The huddling is over, and Quebec officials have emerged with a challenge: We’ll put up $180 million towards a new $400 million Quebec City hockey arena, if the federal government matches our pledge.
Or maybe, if you read the Toronto Sun instead of TSN, the province of Quebec will put up $180 million, the city of Quebec will put up $50 million, and the feds would put up “the remaining $130 million.” Which adds up to … $360 million? Man, I hate Canadian math.
In any case, despite the happy talk from Quebec City’s mayor (“It’s major for us — there are now two partners out of three”), this presumably throws the ball back into the court of the federal government, which has previously demurred on getting involved in arena funding. Which is understandable, given that other cities are already lining up to be next should Ottawa open the arena-funding spigot.
My favorite line from this entire thing, meanwhile, comes from Postmedia News:
The firm Ernst & Young put together a business plan for a new arena and stressed the project would be viable but only if the construction costs are not taken into account.

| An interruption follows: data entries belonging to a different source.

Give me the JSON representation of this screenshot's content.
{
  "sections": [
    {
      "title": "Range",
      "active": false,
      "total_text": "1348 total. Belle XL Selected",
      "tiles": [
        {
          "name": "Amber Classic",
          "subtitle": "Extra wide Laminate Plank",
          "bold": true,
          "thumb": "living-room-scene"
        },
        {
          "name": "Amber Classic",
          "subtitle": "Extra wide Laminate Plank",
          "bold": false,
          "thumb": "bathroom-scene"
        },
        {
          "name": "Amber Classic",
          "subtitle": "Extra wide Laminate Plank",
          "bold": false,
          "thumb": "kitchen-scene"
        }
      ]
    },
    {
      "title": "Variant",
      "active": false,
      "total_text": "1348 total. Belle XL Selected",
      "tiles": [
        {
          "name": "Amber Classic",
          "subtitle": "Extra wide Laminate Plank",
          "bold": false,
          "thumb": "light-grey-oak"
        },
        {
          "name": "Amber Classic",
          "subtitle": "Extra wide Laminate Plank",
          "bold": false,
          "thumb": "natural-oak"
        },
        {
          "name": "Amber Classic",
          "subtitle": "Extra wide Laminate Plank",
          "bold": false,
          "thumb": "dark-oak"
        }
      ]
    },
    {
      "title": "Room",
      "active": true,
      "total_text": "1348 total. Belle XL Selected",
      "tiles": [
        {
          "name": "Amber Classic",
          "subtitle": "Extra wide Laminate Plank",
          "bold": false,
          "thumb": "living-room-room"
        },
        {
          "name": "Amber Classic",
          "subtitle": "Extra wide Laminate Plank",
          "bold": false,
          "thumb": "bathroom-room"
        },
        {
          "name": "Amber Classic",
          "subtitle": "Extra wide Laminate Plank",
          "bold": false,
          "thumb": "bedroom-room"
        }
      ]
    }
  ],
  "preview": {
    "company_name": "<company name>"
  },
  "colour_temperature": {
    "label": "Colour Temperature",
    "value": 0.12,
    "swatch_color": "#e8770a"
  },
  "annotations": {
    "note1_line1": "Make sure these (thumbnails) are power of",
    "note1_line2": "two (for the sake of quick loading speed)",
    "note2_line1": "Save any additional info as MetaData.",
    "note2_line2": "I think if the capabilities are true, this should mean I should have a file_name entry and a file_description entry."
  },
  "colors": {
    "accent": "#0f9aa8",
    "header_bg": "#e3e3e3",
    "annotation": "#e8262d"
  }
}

There you have it in a nutshell, ladies and gentlemen: New sports facilities are viable business investments — so long as you’re not the one paying for them.